# [Provided information]
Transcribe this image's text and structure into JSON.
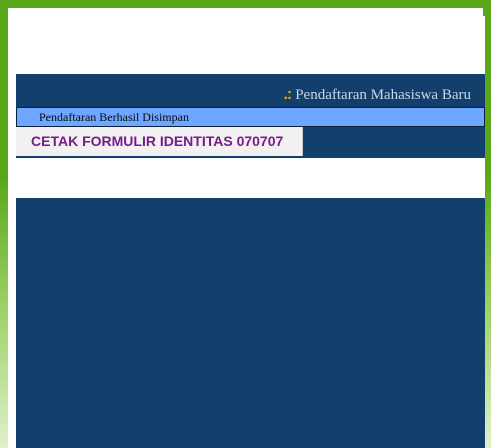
{
  "header": {
    "title_icon": ".:",
    "title": "Pendaftaran Mahasiswa Baru"
  },
  "status": {
    "message": "Pendaftaran Berhasil Disimpan"
  },
  "actions": {
    "print_label": "CETAK FORMULIR IDENTITAS 070707"
  },
  "colors": {
    "frame_green": "#5aa81a",
    "navy": "#123f6b",
    "status_bar": "#6da7ff",
    "icon_orange": "#f2a11a",
    "print_text": "#7a1a8a"
  }
}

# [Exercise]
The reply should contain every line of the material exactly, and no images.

# [Response box]
Transcribe this image's text and structure into JSON.
{
  "header": {
    "title_icon": ".:",
    "title": "Pendaftaran Mahasiswa Baru"
  },
  "status": {
    "message": "Pendaftaran Berhasil Disimpan"
  },
  "actions": {
    "print_label": "CETAK FORMULIR IDENTITAS 070707"
  },
  "colors": {
    "frame_green": "#5aa81a",
    "navy": "#123f6b",
    "status_bar": "#6da7ff",
    "icon_orange": "#f2a11a",
    "print_text": "#7a1a8a"
  }
}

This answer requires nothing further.